The CMMC Model describes the various CMMC levels that build upon one another. Level 1 is the equivalent of FAR 52.204-21, which has 17 practices for contractors to follow. Level 2 is intended to work as an intermediary step to Level 3, which includes all 110 NIST SP 800-171 requirements, as well as an additional 20 CMMC practices and three CMMC processes. Levels 4 and 5 represent significant increases in robustness and complexity. Contractors can expect that, at the outset of implementation, the majority of required certifications will be at Level 1, although it remains to be seen how DoD Components will set the required level for a particular acquisition. Moreover, while strong cybersecurity practices are a priority across the federal government, contractors working with both defense and civilian agencies may see unintended consequences that do not necessarily benefit them on the civilian side, such as increased indirect costs.
What This Means for You
Government contractors and subcontractors should take the following steps now to ensure compliance with the Interim Rule by the time it goes into effect on November 30, 2020:

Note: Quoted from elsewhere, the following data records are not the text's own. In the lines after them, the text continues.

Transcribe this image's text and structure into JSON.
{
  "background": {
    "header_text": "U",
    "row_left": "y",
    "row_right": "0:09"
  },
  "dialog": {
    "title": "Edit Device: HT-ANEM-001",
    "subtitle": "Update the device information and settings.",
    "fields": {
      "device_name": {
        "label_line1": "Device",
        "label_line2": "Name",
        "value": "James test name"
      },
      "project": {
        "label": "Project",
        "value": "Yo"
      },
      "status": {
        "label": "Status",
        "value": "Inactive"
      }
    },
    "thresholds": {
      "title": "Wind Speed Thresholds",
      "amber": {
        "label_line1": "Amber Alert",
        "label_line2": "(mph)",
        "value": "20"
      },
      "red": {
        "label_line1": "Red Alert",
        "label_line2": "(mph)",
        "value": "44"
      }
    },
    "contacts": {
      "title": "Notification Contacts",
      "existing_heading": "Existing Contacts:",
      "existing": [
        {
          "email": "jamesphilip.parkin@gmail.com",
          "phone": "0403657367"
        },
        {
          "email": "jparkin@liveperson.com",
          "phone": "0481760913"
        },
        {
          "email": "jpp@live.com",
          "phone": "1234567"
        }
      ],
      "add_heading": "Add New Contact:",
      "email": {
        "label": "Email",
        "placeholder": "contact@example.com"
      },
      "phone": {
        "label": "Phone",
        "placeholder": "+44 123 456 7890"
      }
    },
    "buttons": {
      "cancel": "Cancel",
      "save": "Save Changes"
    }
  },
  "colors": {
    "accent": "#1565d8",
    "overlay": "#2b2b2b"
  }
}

- All contractors and subcontractors, other than those dealing solely with COTS or those that do not store, process, generate, transmit or access covered defense information on their systems, should immediately prepare to conduct and submit a self-assessment as described in the Interim Rule to avoid delays in the awarding of future contracts.
- Contractors and subcontractors that do not believe they are required to implement NIST SP 800-171 controls should be prepared to demonstrate that none of the information they store, process, generate, transmit or access qualifies as covered defense information. These companies should carefully review new solicitations and proposed contract modifications to identify contract actions that attempt to incorporate the new DFARS clauses.

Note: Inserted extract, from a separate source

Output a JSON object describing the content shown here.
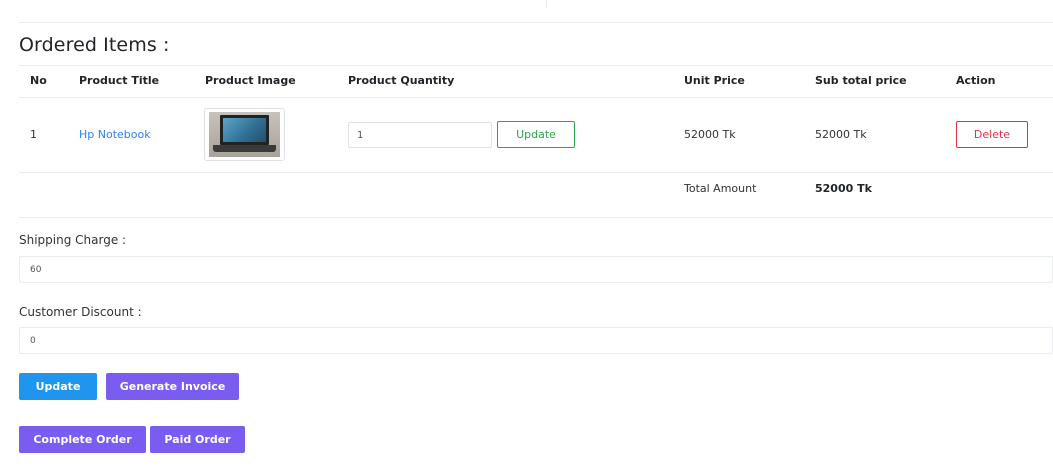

- Contractors and subcontractors should understand that POA&Ms will be impermissible under CMMC and may lower their assessment scores under the DoD Assessment Methodology. Moreover, the Interim Rule does not provide guidance to Contracting Officers on how to handle low assessment scores or gaps identified in assessments. As a result, compliance gaps should be addressed and resolved before the Interim Rule goes into effect on November 30th, to the extent practicable.
- Contractors and subcontractors should prepare themselves for the CMMC accreditation process to position themselves for timely certification once it is available.

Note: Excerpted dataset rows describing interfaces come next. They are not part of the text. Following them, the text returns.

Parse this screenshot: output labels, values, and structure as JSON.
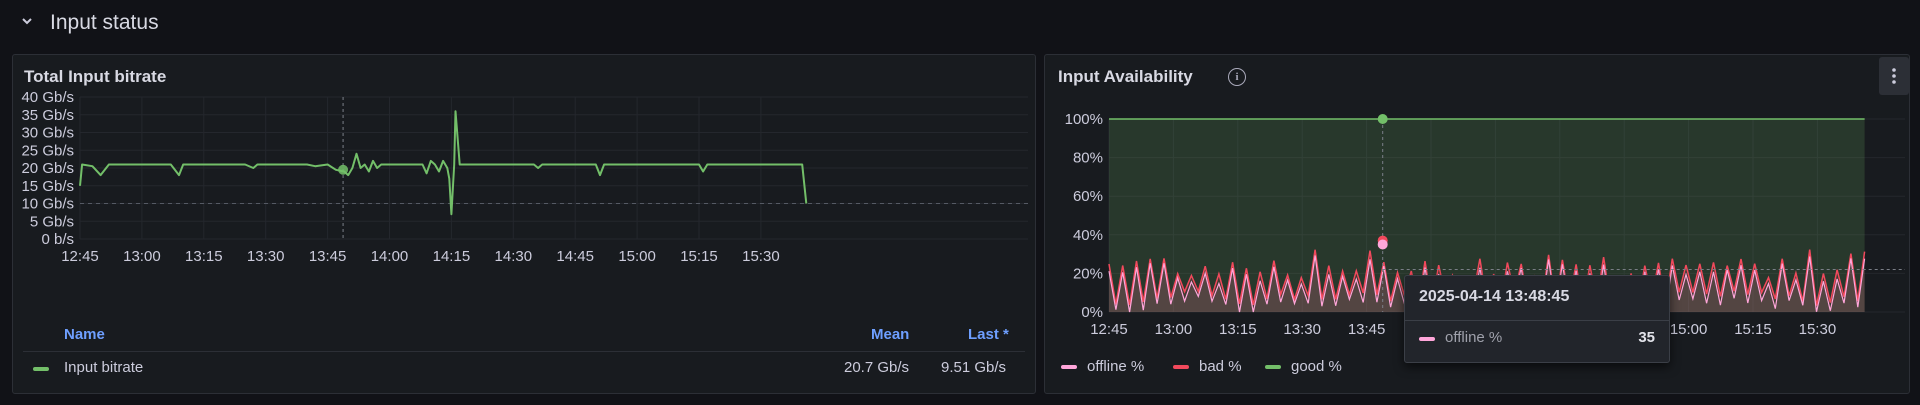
{
  "row": {
    "title": "Input status"
  },
  "panels": {
    "bitrate": {
      "title": "Total Input bitrate",
      "legend": {
        "headers": {
          "name": "Name",
          "mean": "Mean",
          "last": "Last *"
        },
        "rows": [
          {
            "name": "Input bitrate",
            "mean": "20.7 Gb/s",
            "last": "9.51 Gb/s",
            "color": "#73bf69"
          }
        ]
      }
    },
    "availability": {
      "title": "Input Availability",
      "info_icon": "info-icon",
      "menu_icon": "kebab-menu-icon",
      "legend": [
        {
          "name": "offline %",
          "color": "#ffa6da"
        },
        {
          "name": "bad %",
          "color": "#f2495c"
        },
        {
          "name": "good %",
          "color": "#73bf69"
        }
      ],
      "tooltip": {
        "time": "2025-04-14 13:48:45",
        "series": "offline %",
        "value": "35",
        "color": "#ffa6da"
      }
    }
  },
  "chart_data": [
    {
      "type": "line",
      "xlabel": "",
      "ylabel": "",
      "x_ticks": [
        "12:45",
        "13:00",
        "13:15",
        "13:30",
        "13:45",
        "14:00",
        "14:15",
        "14:30",
        "14:45",
        "15:00",
        "15:15",
        "15:30"
      ],
      "y_ticks": [
        "0 b/s",
        "5 Gb/s",
        "10 Gb/s",
        "15 Gb/s",
        "20 Gb/s",
        "25 Gb/s",
        "30 Gb/s",
        "35 Gb/s",
        "40 Gb/s"
      ],
      "ylim": [
        0,
        40
      ],
      "threshold": 10,
      "hover_time": "13:48:45",
      "series": [
        {
          "name": "Input bitrate",
          "color": "#73bf69",
          "points": [
            [
              "12:45",
              15
            ],
            [
              "12:45:30",
              21
            ],
            [
              "12:48",
              20.5
            ],
            [
              "12:50",
              18
            ],
            [
              "12:52",
              21
            ],
            [
              "12:58",
              21
            ],
            [
              "13:00",
              21
            ],
            [
              "13:07",
              21
            ],
            [
              "13:09",
              18
            ],
            [
              "13:10",
              21
            ],
            [
              "13:25",
              21
            ],
            [
              "13:27",
              20
            ],
            [
              "13:28",
              21
            ],
            [
              "13:40",
              21
            ],
            [
              "13:42",
              20.5
            ],
            [
              "13:45",
              21
            ],
            [
              "13:47",
              19.5
            ],
            [
              "13:49",
              19
            ],
            [
              "13:50",
              18
            ],
            [
              "13:51",
              20
            ],
            [
              "13:52",
              24
            ],
            [
              "13:53",
              20
            ],
            [
              "13:54",
              21
            ],
            [
              "13:55",
              19
            ],
            [
              "13:56",
              22
            ],
            [
              "13:57",
              20
            ],
            [
              "13:58",
              21
            ],
            [
              "14:08",
              21
            ],
            [
              "14:09",
              18.5
            ],
            [
              "14:10",
              22
            ],
            [
              "14:11",
              21
            ],
            [
              "14:12",
              19
            ],
            [
              "14:13",
              22
            ],
            [
              "14:14",
              20
            ],
            [
              "14:14:30",
              17
            ],
            [
              "14:15",
              7
            ],
            [
              "14:15:40",
              21
            ],
            [
              "14:16",
              36
            ],
            [
              "14:17",
              21
            ],
            [
              "14:35",
              21
            ],
            [
              "14:36",
              20
            ],
            [
              "14:37",
              21
            ],
            [
              "14:50",
              21
            ],
            [
              "14:51",
              18
            ],
            [
              "14:52",
              21
            ],
            [
              "15:15",
              21
            ],
            [
              "15:16",
              19
            ],
            [
              "15:17",
              21
            ],
            [
              "15:40",
              21
            ],
            [
              "15:41",
              10
            ]
          ]
        }
      ]
    },
    {
      "type": "area",
      "xlabel": "",
      "ylabel": "",
      "x_ticks": [
        "12:45",
        "13:00",
        "13:15",
        "13:30",
        "13:45",
        "14:00",
        "14:15",
        "14:30",
        "14:45",
        "15:00",
        "15:15",
        "15:30"
      ],
      "y_ticks": [
        "0%",
        "20%",
        "40%",
        "60%",
        "80%",
        "100%"
      ],
      "ylim": [
        0,
        100
      ],
      "hover_time": "13:48:45",
      "series": [
        {
          "name": "good %",
          "color": "#73bf69",
          "constant": 100
        },
        {
          "name": "bad %",
          "color": "#f2495c",
          "min": 3,
          "max": 33
        },
        {
          "name": "offline %",
          "color": "#ffa6da",
          "min": 3,
          "max": 31
        }
      ],
      "hover_values": {
        "good %": 100,
        "bad %": 37,
        "offline %": 35
      }
    }
  ]
}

The Interim Rule is a significant step in the federal government’s increasing focus on enhancing cybersecurity to protect the nation’s economic and national security.
1 Interim Rule, Defense Federal Acquisition Regulation Supplement: Assessing Contractor Implementation of Cybersecurity Requirements, 85 Fed. Reg. 61505 (Sept. 29, 2020) (to be codified at 48 C.F.R. pts. 204, 212, 217, 252).